Contending on the periphery
Taiwan and Hong Kong
Richard C. Bush Nonresident Senior Fellow - Foreign Policy, Center for East Asia Policy Studies, John L. Thornton China Center, Brookings Institution
Richard C. Bush argues that the next U.S. administration will face decisions regarding whether to change policy toward Taiwan and Hong Kong in order to secure its interests.
Testing the possibilities of renewed cooperation with China on North Korea Policy
Jonathan D. Pollack Nonresident Senior Fellow - Foreign Policy, Center for East Asia Policy Studies, John L. Thornton China Center, Brookings Institution
Jonathan D. Pollack concludes that the Trump administration’s failure to achieve any of its declared denuclearization objectives requires a careful reassessment of credible policy goals, the mechanisms needed to advance them, and steps to be avoided.
Improving risk reduction and crisis management in US-China relations
Rush Doshi Brookings-Yale Fellow, Paul Tsai China Center, Yale Law School; Director, China Strategy Initiative, Fellow - Foreign Policy, Center for East Asia Policy Studies, John L. Thornton China Center, Project on International Order and Strategy, Brookings Institution
Rush Doshi argues that U.S.-China crisis management and risk reduction should be a point of emphasis for the next U.S. administration.
Forging an alternative economic strategy for dealing with China
David Dollar Senior Fellow - Foreign Policy, Global Economy and Development, John L. Thornton China Center, Brookings Institution
David Dollar calls on the next administration to end the current “managed trade” approach to the U.S. economic relationship with China.
Crafting a multilateral technology and cybersecurity policy
Robert D. Williams Executive Director, Paul Tsai China Center, Senior Research Scholar and Lecturer in Law, Yale Law School; Nonresident Senior Fellow - Foreign Policy, John L. Thornton China Center, Brookings Institution
Robert D. Williams argues the U.S. should seek to protect American intellectual property and strategic technologies while sustaining and strengthening the innovation ecosystem that makes those technologies possible, while upholding American values of human rights, democracy, and rule of law.
Addressing the data security risks of US-China technology entanglement
Samm Sacks Senior Fellow, Paul Tsai China Center, Yale Law School
Samm Sacks argues that U.S.-China technology interdependence creates a suite of challenges for cross-border data flows, data privacy, and data security that extend beyond the traditional risks of cyber espionage and protecting intellectual property.
Revitalizing law and governance collaboration with China
Jamie P. Horsley Senior Fellow, Paul Tsai China Center, Yale Law School; Visiting Fellow - Foreign Policy, John L. Thornton China Center, Brookings Institution

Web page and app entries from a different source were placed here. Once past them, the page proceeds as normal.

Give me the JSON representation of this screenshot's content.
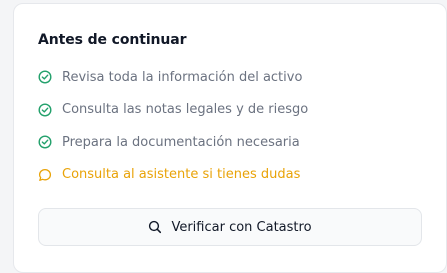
{
  "card": {
    "title": "Antes de continuar",
    "items": [
      {
        "label": "Revisa toda la información del activo",
        "icon": "check-circle-icon",
        "color": "#22a06b"
      },
      {
        "label": "Consulta las notas legales y de riesgo",
        "icon": "check-circle-icon",
        "color": "#22a06b"
      },
      {
        "label": "Prepara la documentación necesaria",
        "icon": "check-circle-icon",
        "color": "#22a06b"
      },
      {
        "label": "Consulta al asistente si tienes dudas",
        "icon": "chat-bubble-icon",
        "color": "#e9a308"
      }
    ],
    "button": {
      "label": "Verificar con Catastro",
      "icon": "search-icon"
    }
  }
}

Jamie P. Horsley urges the next administration to strengthen official U.S.-China legal cooperation to support China’s efforts to establish rule of law and good governance.